*** Opening of Exercise data ***
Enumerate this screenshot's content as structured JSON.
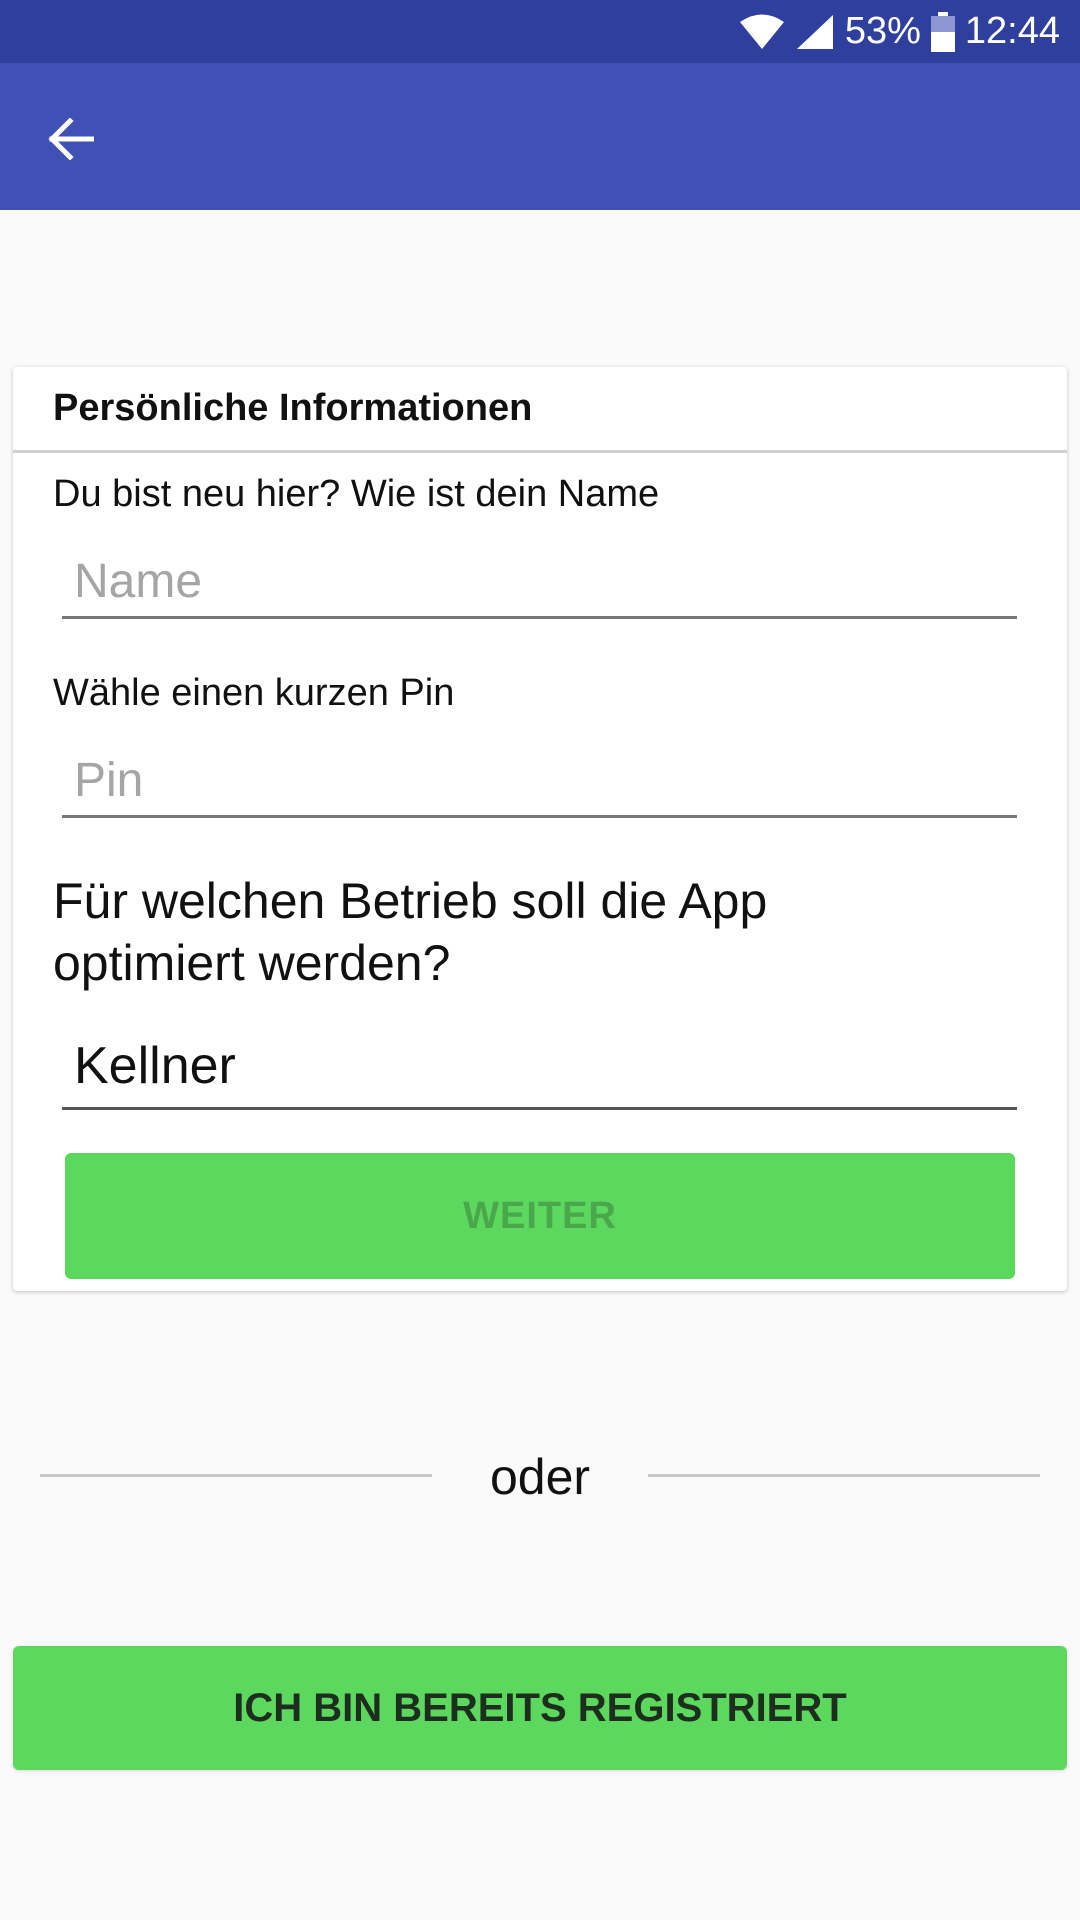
{
  "status_bar": {
    "battery_percent": "53%",
    "time": "12:44",
    "icons": [
      "wifi-icon",
      "cell-signal-icon",
      "battery-icon"
    ]
  },
  "app_bar": {
    "back_icon": "arrow-left-icon",
    "color": "#3f51b5",
    "status_color": "#2f3f9e"
  },
  "card": {
    "title": "Persönliche Informationen",
    "name_label": "Du bist neu hier? Wie ist dein Name",
    "name_placeholder": "Name",
    "name_value": "",
    "pin_label": "Wähle einen kurzen Pin",
    "pin_placeholder": "Pin",
    "pin_value": "",
    "business_question_line1": "Für welchen Betrieb soll die App",
    "business_question_line2": "optimiert werden?",
    "business_selected": "Kellner",
    "continue_button": "WEITER"
  },
  "divider": {
    "text": "oder"
  },
  "already_registered_button": "ICH BIN BEREITS REGISTRIERT",
  "colors": {
    "accent_green": "#5cd85e",
    "disabled_text_green": "#4aa74c",
    "background": "#fafafa"
  }
}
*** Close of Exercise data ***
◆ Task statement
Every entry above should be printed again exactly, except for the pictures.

◆ Answer space
Enumerate this screenshot's content as structured JSON.
{
  "status_bar": {
    "battery_percent": "53%",
    "time": "12:44",
    "icons": [
      "wifi-icon",
      "cell-signal-icon",
      "battery-icon"
    ]
  },
  "app_bar": {
    "back_icon": "arrow-left-icon",
    "color": "#3f51b5",
    "status_color": "#2f3f9e"
  },
  "card": {
    "title": "Persönliche Informationen",
    "name_label": "Du bist neu hier? Wie ist dein Name",
    "name_placeholder": "Name",
    "name_value": "",
    "pin_label": "Wähle einen kurzen Pin",
    "pin_placeholder": "Pin",
    "pin_value": "",
    "business_question_line1": "Für welchen Betrieb soll die App",
    "business_question_line2": "optimiert werden?",
    "business_selected": "Kellner",
    "continue_button": "WEITER"
  },
  "divider": {
    "text": "oder"
  },
  "already_registered_button": "ICH BIN BEREITS REGISTRIERT",
  "colors": {
    "accent_green": "#5cd85e",
    "disabled_text_green": "#4aa74c",
    "background": "#fafafa"
  }
}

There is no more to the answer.